The Boston Review carries a series of articles from experts debating the strategy for Afghanistan and Pakistan.
Among them, Andrew Bacevich makes a similar point about the need for the United States to juggle competing challenges and demands on its resources, among them climate change and the economy:
“Violent anti-Western jihadism—a cause that has about as much prospect of conquering the planet as Soviet-style communism—is not going to define the 21st century. Far more likely to do so is the transfer of power—first economic, then political—from the West to the East, from the Atlantic basin to the heartland of Asia. In that regard, the tens of thousands of U.S. troops shipped to Afghanistan matter less than the hundreds of billions of American dollars shipped each year to China.
“Complicating this transfer of power and creating conditions from which a new era of violent conflict may emerge is the challenge of dealing with the detritus created during the age of Western dominance now ending: weapons of mass destruction; vast disparities of wealth; the depletion of essential natural resources; massive and potentially irreversible environmental devastation; and a culture ravaged by the pursuit of “freedom” defined in terms of conspicuous consumption and unbridled individual autonomy.
“The Long War that President Bush began and that President Obama has now made his own provides an excuse for Americans to avoid confronting these larger matters. A policy of avoidance will not make the problems go away, of course. It will merely advance the day of reckoning that awaits.”

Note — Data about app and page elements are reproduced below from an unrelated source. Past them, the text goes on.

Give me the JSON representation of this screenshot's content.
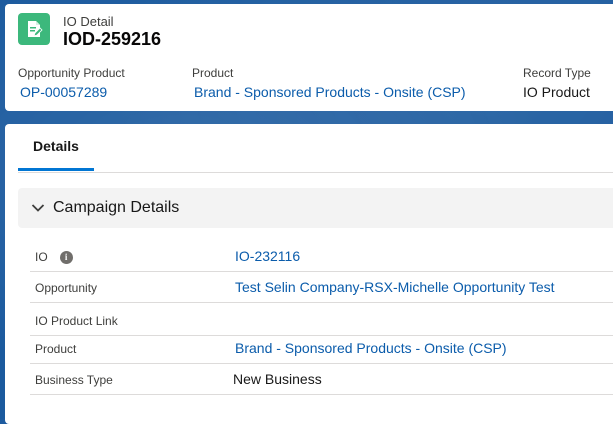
{
  "header": {
    "object_label": "IO Detail",
    "record_title": "IOD-259216",
    "highlights": [
      {
        "label": "Opportunity Product",
        "value": "OP-00057289",
        "is_link": true
      },
      {
        "label": "Product",
        "value": "Brand - Sponsored Products - Onsite (CSP)",
        "is_link": true
      },
      {
        "label": "Record Type",
        "value": "IO Product",
        "is_link": false
      }
    ],
    "icon": "document-edit-icon",
    "icon_color": "#3cb87c"
  },
  "tabs": [
    {
      "label": "Details",
      "active": true
    }
  ],
  "section": {
    "title": "Campaign Details",
    "expanded": true,
    "fields": [
      {
        "label": "IO",
        "value": "IO-232116",
        "is_link": true,
        "has_info": true
      },
      {
        "label": "Opportunity",
        "value": "Test Selin Company-RSX-Michelle Opportunity Test",
        "is_link": true
      },
      {
        "label": "IO Product Link",
        "value": "",
        "is_link": false
      },
      {
        "label": "Product",
        "value": "Brand - Sponsored Products - Onsite (CSP)",
        "is_link": true
      },
      {
        "label": "Business Type",
        "value": "New Business",
        "is_link": false
      }
    ]
  },
  "colors": {
    "link": "#0b5cab",
    "accent": "#0176d3",
    "background": "#1b5a9e"
  }
}
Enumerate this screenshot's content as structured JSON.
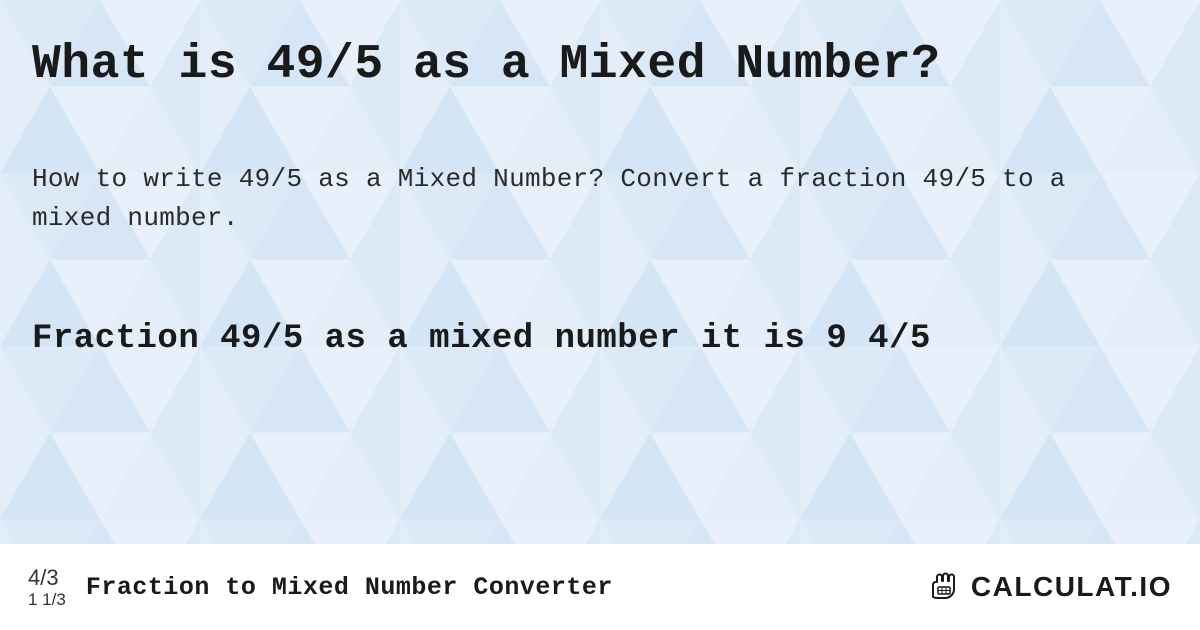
{
  "main": {
    "heading": "What is 49/5 as a Mixed Number?",
    "description": "How to write 49/5 as a Mixed Number? Convert a fraction 49/5 to a mixed number.",
    "answer": "Fraction 49/5 as a mixed number it is 9 4/5"
  },
  "footer": {
    "example_top": "4/3",
    "example_bottom": "1 1/3",
    "title": "Fraction to Mixed Number Converter",
    "brand": "CALCULAT.IO"
  },
  "colors": {
    "bg_light": "#e8f1fb",
    "bg_mid": "#d4e5f6",
    "bg_dark": "#bfd8f0",
    "text": "#1a1a1a"
  }
}
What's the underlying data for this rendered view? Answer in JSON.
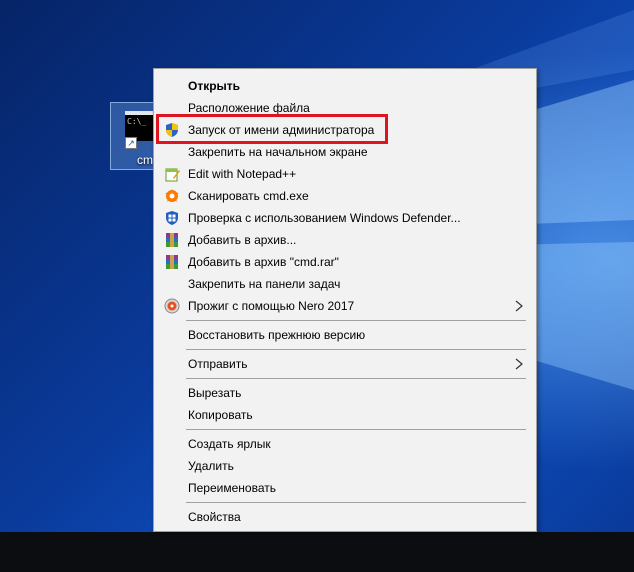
{
  "desktop": {
    "icon_label": "cm",
    "thumb_text": "C:\\_"
  },
  "menu": {
    "items": [
      {
        "label": "Открыть",
        "icon": "none",
        "bold": true
      },
      {
        "label": "Расположение файла",
        "icon": "none"
      },
      {
        "label": "Запуск от имени администратора",
        "icon": "uac-shield-icon"
      },
      {
        "label": "Закрепить на начальном экране",
        "icon": "none"
      },
      {
        "label": "Edit with Notepad++",
        "icon": "notepadpp-icon"
      },
      {
        "label": "Сканировать cmd.exe",
        "icon": "avast-icon"
      },
      {
        "label": "Проверка с использованием Windows Defender...",
        "icon": "windows-defender-icon"
      },
      {
        "label": "Добавить в архив...",
        "icon": "winrar-icon"
      },
      {
        "label": "Добавить в архив \"cmd.rar\"",
        "icon": "winrar-icon"
      },
      {
        "label": "Закрепить на панели задач",
        "icon": "none"
      },
      {
        "label": "Прожиг с помощью Nero 2017",
        "icon": "nero-icon",
        "submenu": true
      },
      {
        "label": "Восстановить прежнюю версию",
        "icon": "none"
      },
      {
        "label": "Отправить",
        "icon": "none",
        "submenu": true
      },
      {
        "label": "Вырезать",
        "icon": "none"
      },
      {
        "label": "Копировать",
        "icon": "none"
      },
      {
        "label": "Создать ярлык",
        "icon": "none"
      },
      {
        "label": "Удалить",
        "icon": "none"
      },
      {
        "label": "Переименовать",
        "icon": "none"
      },
      {
        "label": "Свойства",
        "icon": "none"
      }
    ]
  },
  "colors": {
    "highlight_border": "#e0141e",
    "menu_bg": "#f2f2f2",
    "separator": "#a0a0a0"
  }
}
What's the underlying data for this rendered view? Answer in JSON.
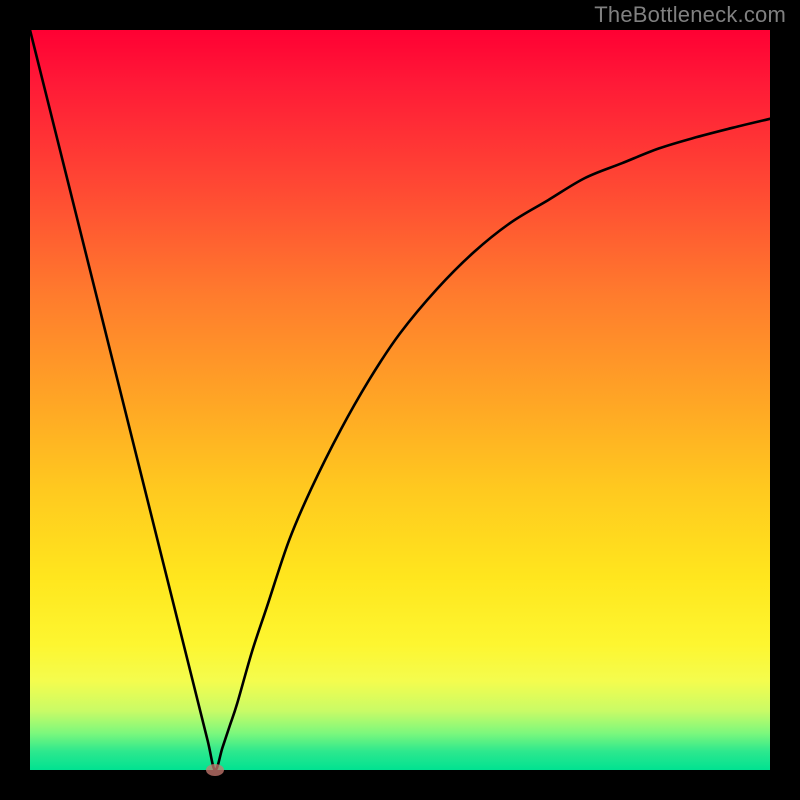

So will 2010 turn out to be a year of “committed incrementalism”? Al Qaeda and its Islamist allies are not exactly known for their incrementalism so such an approach could either empower or marginalise them. And as Peter Marton at the Ministry of State Failure blog suggests here, they are likely to try to fight against such a shift in the ground rules by provoking, for example, the opening of a new front in Yemen in response to the failed Christmas Day airline attack.
An equally intriguing question – and one to be answered in the new year – is how countries in the region will respond to such committed incrementalism. Pakistan has for decades defined its often tortuous relationship with the United States in the framework of a “with us or against us” model, whether it was supporting Washington against the Soviet Union during the Cold War, or joining the battle against al Qaeda following the 9/11 attacks. It is a model that many argue has been unhealthy for Pakistan, making it overly dependent on U.S. aid and protection. Will that change?
Finally, best wishes for the new year to all our readers.